Problem description :: Retype each line below precisely.

# # #

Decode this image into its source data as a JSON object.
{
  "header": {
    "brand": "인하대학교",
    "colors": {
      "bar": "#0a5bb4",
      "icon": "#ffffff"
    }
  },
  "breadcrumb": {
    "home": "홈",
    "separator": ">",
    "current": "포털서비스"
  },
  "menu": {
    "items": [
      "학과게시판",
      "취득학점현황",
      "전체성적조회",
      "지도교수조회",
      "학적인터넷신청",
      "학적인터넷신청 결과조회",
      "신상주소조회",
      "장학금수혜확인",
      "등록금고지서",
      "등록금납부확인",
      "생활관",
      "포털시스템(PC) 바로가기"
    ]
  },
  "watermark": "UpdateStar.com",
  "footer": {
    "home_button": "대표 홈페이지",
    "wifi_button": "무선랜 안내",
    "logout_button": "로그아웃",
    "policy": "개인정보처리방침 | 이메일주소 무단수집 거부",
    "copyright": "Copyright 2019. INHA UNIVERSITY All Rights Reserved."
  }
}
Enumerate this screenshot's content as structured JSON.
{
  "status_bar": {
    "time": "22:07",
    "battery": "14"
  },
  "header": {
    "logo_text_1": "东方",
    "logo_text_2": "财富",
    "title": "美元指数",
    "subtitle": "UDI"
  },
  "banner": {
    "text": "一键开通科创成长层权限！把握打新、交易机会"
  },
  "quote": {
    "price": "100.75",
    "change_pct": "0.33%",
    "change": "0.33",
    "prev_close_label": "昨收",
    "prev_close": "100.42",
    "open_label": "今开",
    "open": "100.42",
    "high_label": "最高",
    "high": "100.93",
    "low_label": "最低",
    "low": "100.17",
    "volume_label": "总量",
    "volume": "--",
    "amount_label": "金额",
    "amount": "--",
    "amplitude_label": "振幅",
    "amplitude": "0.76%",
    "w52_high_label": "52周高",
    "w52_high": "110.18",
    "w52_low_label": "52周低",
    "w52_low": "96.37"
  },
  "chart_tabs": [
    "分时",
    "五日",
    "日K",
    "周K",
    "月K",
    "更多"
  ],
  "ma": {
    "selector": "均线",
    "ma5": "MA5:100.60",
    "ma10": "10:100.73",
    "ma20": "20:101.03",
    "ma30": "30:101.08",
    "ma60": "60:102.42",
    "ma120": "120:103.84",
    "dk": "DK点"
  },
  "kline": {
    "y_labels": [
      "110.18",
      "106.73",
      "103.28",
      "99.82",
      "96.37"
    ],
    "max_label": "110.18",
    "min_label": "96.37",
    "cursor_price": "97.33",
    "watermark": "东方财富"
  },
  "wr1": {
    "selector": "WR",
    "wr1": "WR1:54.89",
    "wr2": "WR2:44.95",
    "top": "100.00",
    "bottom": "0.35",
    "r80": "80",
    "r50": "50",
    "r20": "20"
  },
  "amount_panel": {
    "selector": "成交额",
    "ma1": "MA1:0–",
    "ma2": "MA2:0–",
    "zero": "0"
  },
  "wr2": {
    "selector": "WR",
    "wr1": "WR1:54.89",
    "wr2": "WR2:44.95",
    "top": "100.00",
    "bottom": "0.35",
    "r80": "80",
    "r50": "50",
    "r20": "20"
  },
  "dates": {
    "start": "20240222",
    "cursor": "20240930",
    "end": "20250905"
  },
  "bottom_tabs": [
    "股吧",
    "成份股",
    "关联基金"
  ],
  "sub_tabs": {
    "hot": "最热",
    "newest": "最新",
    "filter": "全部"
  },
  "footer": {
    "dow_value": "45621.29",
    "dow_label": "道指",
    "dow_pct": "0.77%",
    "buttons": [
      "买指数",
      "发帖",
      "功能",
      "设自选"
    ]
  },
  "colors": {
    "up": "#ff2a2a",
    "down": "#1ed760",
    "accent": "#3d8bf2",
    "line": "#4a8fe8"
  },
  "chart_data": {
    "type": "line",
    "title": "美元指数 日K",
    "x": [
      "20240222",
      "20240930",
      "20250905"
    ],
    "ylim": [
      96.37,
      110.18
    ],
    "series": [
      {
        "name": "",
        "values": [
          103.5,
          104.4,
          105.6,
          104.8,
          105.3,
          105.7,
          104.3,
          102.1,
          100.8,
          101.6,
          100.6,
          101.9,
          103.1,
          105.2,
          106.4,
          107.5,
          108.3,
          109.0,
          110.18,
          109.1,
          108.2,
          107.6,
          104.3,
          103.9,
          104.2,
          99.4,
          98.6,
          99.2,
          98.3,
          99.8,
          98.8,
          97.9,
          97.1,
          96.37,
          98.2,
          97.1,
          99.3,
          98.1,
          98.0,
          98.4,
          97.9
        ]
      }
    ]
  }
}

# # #

Written solution ::
Decode this image into its source data as a JSON object.
{
  "header": {
    "brand": "인하대학교",
    "colors": {
      "bar": "#0a5bb4",
      "icon": "#ffffff"
    }
  },
  "breadcrumb": {
    "home": "홈",
    "separator": ">",
    "current": "포털서비스"
  },
  "menu": {
    "items": [
      "학과게시판",
      "취득학점현황",
      "전체성적조회",
      "지도교수조회",
      "학적인터넷신청",
      "학적인터넷신청 결과조회",
      "신상주소조회",
      "장학금수혜확인",
      "등록금고지서",
      "등록금납부확인",
      "생활관",
      "포털시스템(PC) 바로가기"
    ]
  },
  "watermark": "UpdateStar.com",
  "footer": {
    "home_button": "대표 홈페이지",
    "wifi_button": "무선랜 안내",
    "logout_button": "로그아웃",
    "policy": "개인정보처리방침 | 이메일주소 무단수집 거부",
    "copyright": "Copyright 2019. INHA UNIVERSITY All Rights Reserved."
  }
}
Enumerate this screenshot's content as structured JSON.
{
  "status_bar": {
    "time": "22:07",
    "battery": "14"
  },
  "header": {
    "logo_text_1": "东方",
    "logo_text_2": "财富",
    "title": "美元指数",
    "subtitle": "UDI"
  },
  "banner": {
    "text": "一键开通科创成长层权限！把握打新、交易机会"
  },
  "quote": {
    "price": "100.75",
    "change_pct": "0.33%",
    "change": "0.33",
    "prev_close_label": "昨收",
    "prev_close": "100.42",
    "open_label": "今开",
    "open": "100.42",
    "high_label": "最高",
    "high": "100.93",
    "low_label": "最低",
    "low": "100.17",
    "volume_label": "总量",
    "volume": "--",
    "amount_label": "金额",
    "amount": "--",
    "amplitude_label": "振幅",
    "amplitude": "0.76%",
    "w52_high_label": "52周高",
    "w52_high": "110.18",
    "w52_low_label": "52周低",
    "w52_low": "96.37"
  },
  "chart_tabs": [
    "分时",
    "五日",
    "日K",
    "周K",
    "月K",
    "更多"
  ],
  "ma": {
    "selector": "均线",
    "ma5": "MA5:100.60",
    "ma10": "10:100.73",
    "ma20": "20:101.03",
    "ma30": "30:101.08",
    "ma60": "60:102.42",
    "ma120": "120:103.84",
    "dk": "DK点"
  },
  "kline": {
    "y_labels": [
      "110.18",
      "106.73",
      "103.28",
      "99.82",
      "96.37"
    ],
    "max_label": "110.18",
    "min_label": "96.37",
    "cursor_price": "97.33",
    "watermark": "东方财富"
  },
  "wr1": {
    "selector": "WR",
    "wr1": "WR1:54.89",
    "wr2": "WR2:44.95",
    "top": "100.00",
    "bottom": "0.35",
    "r80": "80",
    "r50": "50",
    "r20": "20"
  },
  "amount_panel": {
    "selector": "成交额",
    "ma1": "MA1:0–",
    "ma2": "MA2:0–",
    "zero": "0"
  },
  "wr2": {
    "selector": "WR",
    "wr1": "WR1:54.89",
    "wr2": "WR2:44.95",
    "top": "100.00",
    "bottom": "0.35",
    "r80": "80",
    "r50": "50",
    "r20": "20"
  },
  "dates": {
    "start": "20240222",
    "cursor": "20240930",
    "end": "20250905"
  },
  "bottom_tabs": [
    "股吧",
    "成份股",
    "关联基金"
  ],
  "sub_tabs": {
    "hot": "最热",
    "newest": "最新",
    "filter": "全部"
  },
  "footer": {
    "dow_value": "45621.29",
    "dow_label": "道指",
    "dow_pct": "0.77%",
    "buttons": [
      "买指数",
      "发帖",
      "功能",
      "设自选"
    ]
  },
  "colors": {
    "up": "#ff2a2a",
    "down": "#1ed760",
    "accent": "#3d8bf2",
    "line": "#4a8fe8"
  },
  "chart_data": {
    "type": "line",
    "title": "美元指数 日K",
    "x": [
      "20240222",
      "20240930",
      "20250905"
    ],
    "ylim": [
      96.37,
      110.18
    ],
    "series": [
      {
        "name": "",
        "values": [
          103.5,
          104.4,
          105.6,
          104.8,
          105.3,
          105.7,
          104.3,
          102.1,
          100.8,
          101.6,
          100.6,
          101.9,
          103.1,
          105.2,
          106.4,
          107.5,
          108.3,
          109.0,
          110.18,
          109.1,
          108.2,
          107.6,
          104.3,
          103.9,
          104.2,
          99.4,
          98.6,
          99.2,
          98.3,
          99.8,
          98.8,
          97.9,
          97.1,
          96.37,
          98.2,
          97.1,
          99.3,
          98.1,
          98.0,
          98.4,
          97.9
        ]
      }
    ]
  }
}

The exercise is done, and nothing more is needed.